-- The problem --
Go line by line through the entries below and copy those containing the string "screenshot".

..............................

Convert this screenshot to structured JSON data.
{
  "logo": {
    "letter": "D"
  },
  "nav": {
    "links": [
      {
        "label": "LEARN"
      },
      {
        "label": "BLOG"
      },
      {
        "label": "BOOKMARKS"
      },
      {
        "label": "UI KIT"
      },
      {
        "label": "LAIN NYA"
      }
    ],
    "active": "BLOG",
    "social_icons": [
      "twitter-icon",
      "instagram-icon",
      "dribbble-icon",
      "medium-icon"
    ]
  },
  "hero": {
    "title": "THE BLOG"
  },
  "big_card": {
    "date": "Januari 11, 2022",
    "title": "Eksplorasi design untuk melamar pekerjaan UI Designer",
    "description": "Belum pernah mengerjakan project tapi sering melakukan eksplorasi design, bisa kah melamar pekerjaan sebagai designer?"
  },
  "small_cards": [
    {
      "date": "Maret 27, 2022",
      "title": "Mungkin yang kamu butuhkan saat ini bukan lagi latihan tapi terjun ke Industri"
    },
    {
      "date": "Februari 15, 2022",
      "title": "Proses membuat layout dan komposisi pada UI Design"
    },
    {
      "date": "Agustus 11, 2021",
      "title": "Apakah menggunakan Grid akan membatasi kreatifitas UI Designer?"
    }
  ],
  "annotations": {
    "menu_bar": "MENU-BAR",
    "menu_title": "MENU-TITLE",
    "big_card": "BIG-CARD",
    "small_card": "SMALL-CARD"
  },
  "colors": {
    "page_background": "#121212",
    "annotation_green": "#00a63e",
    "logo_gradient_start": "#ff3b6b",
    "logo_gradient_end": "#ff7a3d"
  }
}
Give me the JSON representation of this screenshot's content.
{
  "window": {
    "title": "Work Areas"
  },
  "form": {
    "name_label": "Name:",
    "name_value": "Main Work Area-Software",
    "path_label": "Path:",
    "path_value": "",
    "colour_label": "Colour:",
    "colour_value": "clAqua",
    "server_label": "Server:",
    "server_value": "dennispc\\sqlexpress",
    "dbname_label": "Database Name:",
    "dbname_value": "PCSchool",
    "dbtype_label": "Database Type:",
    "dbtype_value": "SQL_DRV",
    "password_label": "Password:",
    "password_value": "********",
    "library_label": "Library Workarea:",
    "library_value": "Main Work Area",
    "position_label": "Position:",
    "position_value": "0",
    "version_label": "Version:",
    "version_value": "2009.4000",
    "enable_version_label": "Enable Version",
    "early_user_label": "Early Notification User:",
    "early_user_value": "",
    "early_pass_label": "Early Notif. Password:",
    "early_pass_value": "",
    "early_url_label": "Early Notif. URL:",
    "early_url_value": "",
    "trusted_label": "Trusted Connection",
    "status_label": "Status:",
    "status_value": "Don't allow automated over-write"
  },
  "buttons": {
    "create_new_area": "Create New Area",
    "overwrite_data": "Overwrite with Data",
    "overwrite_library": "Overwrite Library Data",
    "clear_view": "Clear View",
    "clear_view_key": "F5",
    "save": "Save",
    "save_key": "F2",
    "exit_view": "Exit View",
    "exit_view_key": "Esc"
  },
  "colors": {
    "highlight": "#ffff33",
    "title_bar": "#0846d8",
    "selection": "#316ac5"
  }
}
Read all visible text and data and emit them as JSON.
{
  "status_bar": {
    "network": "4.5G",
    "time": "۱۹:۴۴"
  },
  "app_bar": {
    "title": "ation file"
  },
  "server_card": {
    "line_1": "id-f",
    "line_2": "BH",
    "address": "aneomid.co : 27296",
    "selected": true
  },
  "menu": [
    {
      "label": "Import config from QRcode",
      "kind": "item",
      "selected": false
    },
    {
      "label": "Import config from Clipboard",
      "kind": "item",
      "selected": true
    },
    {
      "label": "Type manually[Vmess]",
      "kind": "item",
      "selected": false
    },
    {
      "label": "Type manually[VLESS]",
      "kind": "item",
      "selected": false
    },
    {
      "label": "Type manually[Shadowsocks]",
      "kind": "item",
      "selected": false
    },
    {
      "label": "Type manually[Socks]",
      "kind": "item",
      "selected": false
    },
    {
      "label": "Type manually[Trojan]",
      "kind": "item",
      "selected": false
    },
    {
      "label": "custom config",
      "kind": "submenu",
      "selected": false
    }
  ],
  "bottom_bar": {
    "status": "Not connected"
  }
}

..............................

-- Answer to this problem --
Convert this screenshot to structured JSON data.
Give me the JSON representation of this screenshot's content.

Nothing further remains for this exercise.